It is selfish, perhaps, to not want to think about 9/11 on its anniversary.
Although 10 years later, there are probably two distinct groups: the people who live through it every day–the widows, orphans, witnesses, air traffic controllers–and the people who think about it from time to time, on the anniversary or when a September day is especially beautiful, mild and cloudless. (From 2002, I always hoped for rain on 11th.)
AskMoxie’s post, which quotes Fred Rogers’ dictum to “look for the helpers,” gives me chills. Because I realize that if my husband had been working at the World Trade Center, instead of safely tucked away at his office in Connecticut, he probably would have died. He is a trained EMT and an instinctive do-gooder. I used to tease him, not so nicely, about it, but really I am proud. He gives directions to strangers, holds crying babies, and will go out of his way to help friends and acquaintences.
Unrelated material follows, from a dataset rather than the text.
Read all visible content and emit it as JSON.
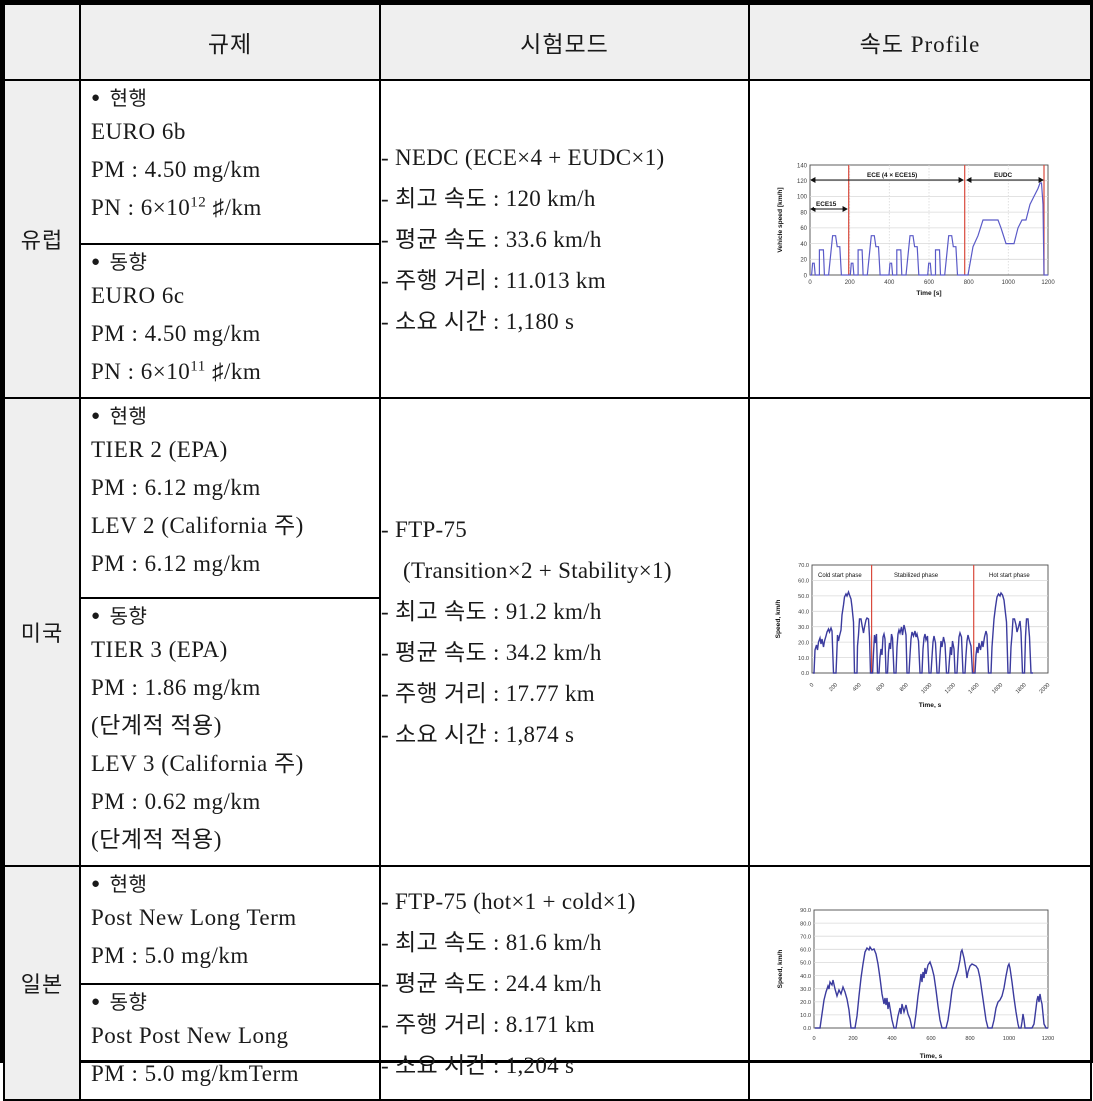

He would have helped. He would have helped other people to live.
By the time he got home from Connecticut, around noon on 9/11/01, the neighborhood ambulances from his volunteer corps were gone to the site, to Ground Zero, and he was frustrated that he could only be a bystander instead of a helper.
If he had died, I would not have this life. I would not have these children. So I have a hard time thinking about it.
I still cannot wrap my head around what happened, that other people, acting out of political “need” or murderous rage, would have the temerity to take the lives of other human beings on such an enormous scale.
I feel that I should explain what happened to my children, but I know that the first thing out of AM’s mouth would be “Why did people fly planes into a building?” How can I answer that? There is no reason that satisfies. They are still young. Being “bad” means lying about brushing your teeth or hitting someone unprovoked. The hugeness of what happened? If I can’t understand, how can they?
(For more coherent thoughts for this day, please hop over to Baila’s post.)